RECORDS SHOWN>

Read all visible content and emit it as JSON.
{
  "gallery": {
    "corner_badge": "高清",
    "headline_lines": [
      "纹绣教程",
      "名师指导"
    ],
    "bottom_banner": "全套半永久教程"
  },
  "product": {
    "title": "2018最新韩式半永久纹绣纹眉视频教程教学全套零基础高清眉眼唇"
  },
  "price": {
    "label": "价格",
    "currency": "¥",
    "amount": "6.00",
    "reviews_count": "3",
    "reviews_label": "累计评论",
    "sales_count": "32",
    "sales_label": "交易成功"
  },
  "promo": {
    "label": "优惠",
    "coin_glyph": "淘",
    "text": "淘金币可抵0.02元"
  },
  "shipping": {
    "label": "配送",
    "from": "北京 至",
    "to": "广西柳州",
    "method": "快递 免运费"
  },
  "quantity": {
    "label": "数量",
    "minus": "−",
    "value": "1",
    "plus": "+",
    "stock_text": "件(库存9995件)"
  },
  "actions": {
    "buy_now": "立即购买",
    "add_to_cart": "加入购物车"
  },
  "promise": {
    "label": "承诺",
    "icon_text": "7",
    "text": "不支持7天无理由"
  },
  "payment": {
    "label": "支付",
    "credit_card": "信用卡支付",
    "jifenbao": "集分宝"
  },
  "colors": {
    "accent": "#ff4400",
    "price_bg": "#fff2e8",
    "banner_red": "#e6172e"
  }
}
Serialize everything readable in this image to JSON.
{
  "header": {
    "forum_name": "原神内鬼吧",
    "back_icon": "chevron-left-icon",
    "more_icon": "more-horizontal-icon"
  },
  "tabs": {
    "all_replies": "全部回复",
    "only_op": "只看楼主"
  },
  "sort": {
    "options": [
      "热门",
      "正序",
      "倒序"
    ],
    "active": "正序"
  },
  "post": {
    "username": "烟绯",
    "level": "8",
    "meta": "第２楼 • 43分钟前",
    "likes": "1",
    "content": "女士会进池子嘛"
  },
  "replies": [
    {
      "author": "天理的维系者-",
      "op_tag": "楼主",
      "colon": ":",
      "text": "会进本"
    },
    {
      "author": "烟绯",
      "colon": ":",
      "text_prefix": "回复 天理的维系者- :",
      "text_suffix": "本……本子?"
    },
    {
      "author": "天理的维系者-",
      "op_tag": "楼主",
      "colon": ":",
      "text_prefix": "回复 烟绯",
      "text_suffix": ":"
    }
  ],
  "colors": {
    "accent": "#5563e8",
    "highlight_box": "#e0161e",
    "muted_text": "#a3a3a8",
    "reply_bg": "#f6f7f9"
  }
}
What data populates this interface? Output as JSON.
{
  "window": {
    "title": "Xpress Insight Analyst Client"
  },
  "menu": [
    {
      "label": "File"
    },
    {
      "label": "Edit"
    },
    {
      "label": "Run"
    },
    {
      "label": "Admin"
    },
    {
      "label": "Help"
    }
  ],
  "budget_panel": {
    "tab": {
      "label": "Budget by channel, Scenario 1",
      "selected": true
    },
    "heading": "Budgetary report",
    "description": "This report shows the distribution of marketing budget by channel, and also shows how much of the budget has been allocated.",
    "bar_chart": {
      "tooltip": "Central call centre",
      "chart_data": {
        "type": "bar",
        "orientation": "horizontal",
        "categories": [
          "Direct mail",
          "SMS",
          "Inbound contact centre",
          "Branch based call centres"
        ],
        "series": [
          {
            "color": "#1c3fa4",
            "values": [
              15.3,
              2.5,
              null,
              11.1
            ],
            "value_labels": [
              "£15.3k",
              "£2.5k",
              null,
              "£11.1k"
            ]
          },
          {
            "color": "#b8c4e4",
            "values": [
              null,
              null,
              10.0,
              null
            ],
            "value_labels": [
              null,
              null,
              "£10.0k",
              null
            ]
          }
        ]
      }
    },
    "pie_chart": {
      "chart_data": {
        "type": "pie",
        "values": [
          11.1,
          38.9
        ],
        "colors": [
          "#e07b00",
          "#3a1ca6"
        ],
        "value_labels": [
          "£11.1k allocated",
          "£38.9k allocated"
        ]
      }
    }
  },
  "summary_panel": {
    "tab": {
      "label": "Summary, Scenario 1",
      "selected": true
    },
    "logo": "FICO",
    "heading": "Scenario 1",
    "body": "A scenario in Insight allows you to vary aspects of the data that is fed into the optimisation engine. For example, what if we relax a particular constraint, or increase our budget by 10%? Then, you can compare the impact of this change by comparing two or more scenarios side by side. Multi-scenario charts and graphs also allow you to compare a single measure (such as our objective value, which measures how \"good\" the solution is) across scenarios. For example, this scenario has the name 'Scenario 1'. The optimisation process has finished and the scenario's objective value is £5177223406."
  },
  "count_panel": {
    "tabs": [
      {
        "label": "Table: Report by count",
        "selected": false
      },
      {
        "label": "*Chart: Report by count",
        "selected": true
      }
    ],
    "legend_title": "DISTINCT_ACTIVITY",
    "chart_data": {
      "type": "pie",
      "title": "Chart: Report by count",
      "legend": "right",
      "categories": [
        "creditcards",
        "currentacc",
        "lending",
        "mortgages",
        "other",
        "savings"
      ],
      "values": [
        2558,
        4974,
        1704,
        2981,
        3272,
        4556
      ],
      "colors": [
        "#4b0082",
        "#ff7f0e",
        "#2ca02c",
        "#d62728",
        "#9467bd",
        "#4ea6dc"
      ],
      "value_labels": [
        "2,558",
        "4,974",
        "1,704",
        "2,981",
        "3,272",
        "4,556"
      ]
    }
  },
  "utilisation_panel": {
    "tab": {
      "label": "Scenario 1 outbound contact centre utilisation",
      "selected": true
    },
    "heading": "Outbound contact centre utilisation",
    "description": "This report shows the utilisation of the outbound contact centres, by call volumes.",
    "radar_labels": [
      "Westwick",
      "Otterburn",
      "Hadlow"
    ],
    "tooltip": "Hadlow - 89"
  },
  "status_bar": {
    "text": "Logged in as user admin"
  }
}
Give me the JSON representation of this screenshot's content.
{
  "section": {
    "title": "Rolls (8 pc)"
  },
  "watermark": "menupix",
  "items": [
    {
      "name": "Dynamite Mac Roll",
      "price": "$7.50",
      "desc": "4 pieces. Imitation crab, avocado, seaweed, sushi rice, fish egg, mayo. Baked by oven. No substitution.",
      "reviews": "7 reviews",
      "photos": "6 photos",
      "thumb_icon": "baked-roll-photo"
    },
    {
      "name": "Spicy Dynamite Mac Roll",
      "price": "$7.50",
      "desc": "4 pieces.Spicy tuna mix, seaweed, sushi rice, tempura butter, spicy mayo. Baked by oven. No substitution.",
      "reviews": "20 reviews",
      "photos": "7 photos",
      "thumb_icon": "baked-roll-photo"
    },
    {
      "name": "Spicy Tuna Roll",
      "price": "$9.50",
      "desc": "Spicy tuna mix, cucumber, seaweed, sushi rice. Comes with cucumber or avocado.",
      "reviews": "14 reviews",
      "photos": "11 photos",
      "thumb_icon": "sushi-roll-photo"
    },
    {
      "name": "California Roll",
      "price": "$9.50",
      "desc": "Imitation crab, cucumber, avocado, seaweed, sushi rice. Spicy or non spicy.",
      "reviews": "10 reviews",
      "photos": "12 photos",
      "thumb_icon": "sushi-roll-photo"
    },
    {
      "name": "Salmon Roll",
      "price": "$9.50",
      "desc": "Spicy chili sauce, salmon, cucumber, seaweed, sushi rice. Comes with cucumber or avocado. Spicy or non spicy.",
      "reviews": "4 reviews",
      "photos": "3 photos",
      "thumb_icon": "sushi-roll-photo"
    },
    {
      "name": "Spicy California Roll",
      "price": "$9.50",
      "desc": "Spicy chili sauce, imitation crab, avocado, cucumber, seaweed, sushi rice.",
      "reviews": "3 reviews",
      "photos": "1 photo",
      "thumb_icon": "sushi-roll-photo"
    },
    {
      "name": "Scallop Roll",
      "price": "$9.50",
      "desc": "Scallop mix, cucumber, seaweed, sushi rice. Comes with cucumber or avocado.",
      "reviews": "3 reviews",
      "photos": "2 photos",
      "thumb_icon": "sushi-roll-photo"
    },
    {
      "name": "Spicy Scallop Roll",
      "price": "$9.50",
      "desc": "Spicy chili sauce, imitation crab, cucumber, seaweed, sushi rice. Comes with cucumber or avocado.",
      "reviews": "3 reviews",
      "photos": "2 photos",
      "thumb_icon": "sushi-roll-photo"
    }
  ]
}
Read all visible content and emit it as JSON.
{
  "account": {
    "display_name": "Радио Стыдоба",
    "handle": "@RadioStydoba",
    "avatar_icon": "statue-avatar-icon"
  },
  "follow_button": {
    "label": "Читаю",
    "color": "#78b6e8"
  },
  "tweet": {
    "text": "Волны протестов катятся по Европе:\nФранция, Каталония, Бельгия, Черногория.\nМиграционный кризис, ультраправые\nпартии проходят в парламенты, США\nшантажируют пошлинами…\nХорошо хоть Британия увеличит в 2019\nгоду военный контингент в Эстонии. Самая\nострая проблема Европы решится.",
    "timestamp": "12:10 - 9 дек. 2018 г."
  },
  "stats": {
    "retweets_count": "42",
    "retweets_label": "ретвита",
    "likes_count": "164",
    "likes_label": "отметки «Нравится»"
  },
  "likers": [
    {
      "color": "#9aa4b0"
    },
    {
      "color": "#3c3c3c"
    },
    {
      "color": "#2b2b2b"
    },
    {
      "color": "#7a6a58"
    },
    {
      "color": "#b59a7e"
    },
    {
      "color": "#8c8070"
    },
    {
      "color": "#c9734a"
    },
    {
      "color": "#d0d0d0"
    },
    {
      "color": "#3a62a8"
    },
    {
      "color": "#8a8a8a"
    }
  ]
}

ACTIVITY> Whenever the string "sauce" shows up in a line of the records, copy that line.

RESULT FOR THIS TASK>
      "desc": "Spicy chili sauce, salmon, cucumber, seaweed, sushi rice. Comes with cucumber or avocado. Spicy or non spicy.",
      "desc": "Spicy chili sauce, imitation crab, avocado, cucumber, seaweed, sushi rice.",
      "desc": "Spicy chili sauce, imitation crab, cucumber, seaweed, sushi rice. Comes with cucumber or avocado.",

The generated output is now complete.